A third of the 2,000 workers polled said they now eat one meal at their desk a day while one in 30 claimed that their job would be at risk if they didn’t eat lunch in front of their computer.

Source: The Telegraph, 15 January 2013

The trappings of PR are all too clear to see with this story: the commonsensical nature of the findings, the invention of a media-friendly buzzterm, the geographic data-mining to show which areas are worst affected (hint: in any given list, somewhere has to be last). 

As for the numbers involved, I wonder if anybody – including the journalists who paste these stories into the press – ever actually read them. The headlines generally have little to do with the balance of the numbers, for one thing. Which is to say, what we’ve found with this article, if the numbers are an accurate reflection of real life (they’re no, by the way), is that two thirds of people never eat breakfast or lunch at their desk.

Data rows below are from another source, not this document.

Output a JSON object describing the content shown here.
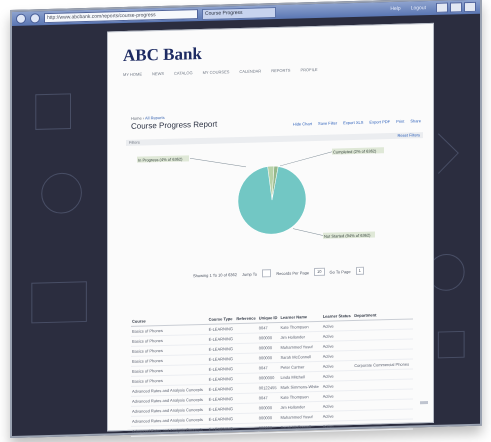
{
  "app": {
    "title": "ABC Bank"
  },
  "browser": {
    "address": "http://www.abcbank.com/reports/course-progress",
    "tab_label": "Course Progress",
    "top_links": [
      "Help",
      "Logout"
    ]
  },
  "nav": {
    "items": [
      "MY HOME",
      "NEWS",
      "CATALOG",
      "MY COURSES",
      "CALENDAR",
      "REPORTS",
      "PROFILE"
    ]
  },
  "breadcrumb": {
    "prefix": "Home ›",
    "link": "All Reports"
  },
  "page": {
    "title": "Course Progress Report"
  },
  "actions": [
    "Hide Chart",
    "Save Filter",
    "Export XLS",
    "Export PDF",
    "Print",
    "Share"
  ],
  "filter": {
    "label": "Filters",
    "reset": "Reset Filters"
  },
  "pager": {
    "showing": "Showing 1 To 10 of 6362",
    "jump": "Jump To",
    "per_page_label": "Records Per Page",
    "per_page": "10",
    "page_label": "Go To Page",
    "page": "1"
  },
  "chart_data": {
    "type": "pie",
    "categories": [
      "In Progress",
      "Completed",
      "Not Started"
    ],
    "values": [
      3,
      2,
      95
    ],
    "title": "",
    "labels": [
      "In Progress (4% of 6362)",
      "Completed (2% of 6362)",
      "Not Started (94% of 6362)"
    ]
  },
  "table": {
    "columns": [
      "Course",
      "Course Type",
      "Reference",
      "Unique ID",
      "Learner Name",
      "Learner Status",
      "Department"
    ],
    "rows": [
      [
        "Basics of Phones",
        "E-LEARNING",
        "",
        "0047",
        "Kate Thompson",
        "Active",
        ""
      ],
      [
        "Basics of Phones",
        "E-LEARNING",
        "",
        "000000",
        "Jim Hollander",
        "Active",
        ""
      ],
      [
        "Basics of Phones",
        "E-LEARNING",
        "",
        "000000",
        "Mohammed Yusuf",
        "Active",
        ""
      ],
      [
        "Basics of Phones",
        "E-LEARNING",
        "",
        "000000",
        "Sarah McConnell",
        "Active",
        ""
      ],
      [
        "Basics of Phones",
        "E-LEARNING",
        "",
        "0047",
        "Peter Cartner",
        "Active",
        "Corporate Commercial Phones"
      ],
      [
        "Basics of Phones",
        "E-LEARNING",
        "",
        "0000000",
        "Linda Mitchell",
        "Active",
        ""
      ],
      [
        "Advanced Rates and Analysis Concepts",
        "E-LEARNING",
        "",
        "00122455",
        "Mark Simmons-White",
        "Active",
        ""
      ],
      [
        "Advanced Rates and Analysis Concepts",
        "E-LEARNING",
        "",
        "0047",
        "Kate Thompson",
        "Active",
        ""
      ],
      [
        "Advanced Rates and Analysis Concepts",
        "E-LEARNING",
        "",
        "000000",
        "Jim Hollander",
        "Active",
        ""
      ],
      [
        "Advanced Rates and Analysis Concepts",
        "E-LEARNING",
        "",
        "000000",
        "Mohammed Yusuf",
        "Active",
        ""
      ],
      [
        "Advanced Rates and Analysis Concepts",
        "E-LEARNING",
        "",
        "000000",
        "Sarah McConnell",
        "Active",
        ""
      ]
    ]
  }
}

Look out for how often the headlines for PR survey stories never reflect the majority of any given statistic – it’s only ever a hook to get an media-friendly hook into a visible and prominent place.

Returning to the ‘al desko’ story, who funded it? Well, to get there, we need to examine the secondary angle to the article, skipping over the lunch-based headlines:

But it is not only lunchtime sandwiches which are being consumed in the workplace – colleagues are increasingly eating breakfast at work with a quarter of employees now having the first meal of the day during work hours.

Not all workers are complaining about missing out on a home cooked breakfast. Sixty per cent of workplace breakfasters said eating at their desk gave them more time in bed in the morning, while one in 10 said it effectively meant they started work later.

Cereal and porridge were the most popular workplace breakfast choices but, despite the change of setting, the hearty breakfast has not been lost with one in 20 polled claiming to occasionally manage to eat a fry-up at their desk.

We’ve now switched from looking at how awful it is that the poor workforce of our nation is consigned to their desks even to eat, to now celebrating the wise old foxes who breakfast at their desk to maximise their time in bed. Clearly, it seems, that lunch ought not to be eaten at work, but a breakfast in the office is a breakfast of champions. Which brings us neatly to:

Alpro, who carried out the survey, said: “This study shows that time-pressed workers now often have no choice but to eat many of their meals at their desk.”

That would be Alpro, the breakfast yoghurt manufacturers who are currently encouraging people to tweet in photos of their ‘deskfest’ office-based-breakfasts, as part of their ‘eat your breakfast at work’ PR campaign.

So, a breakfast yoghurt company running a promotion aiming to get people to eat breakfast at work sponsors a survey telling people eating breakfast at work is a cool and wise thing to do, and the Telegraph publish the results as if this were really news? They must by completely out to lunch…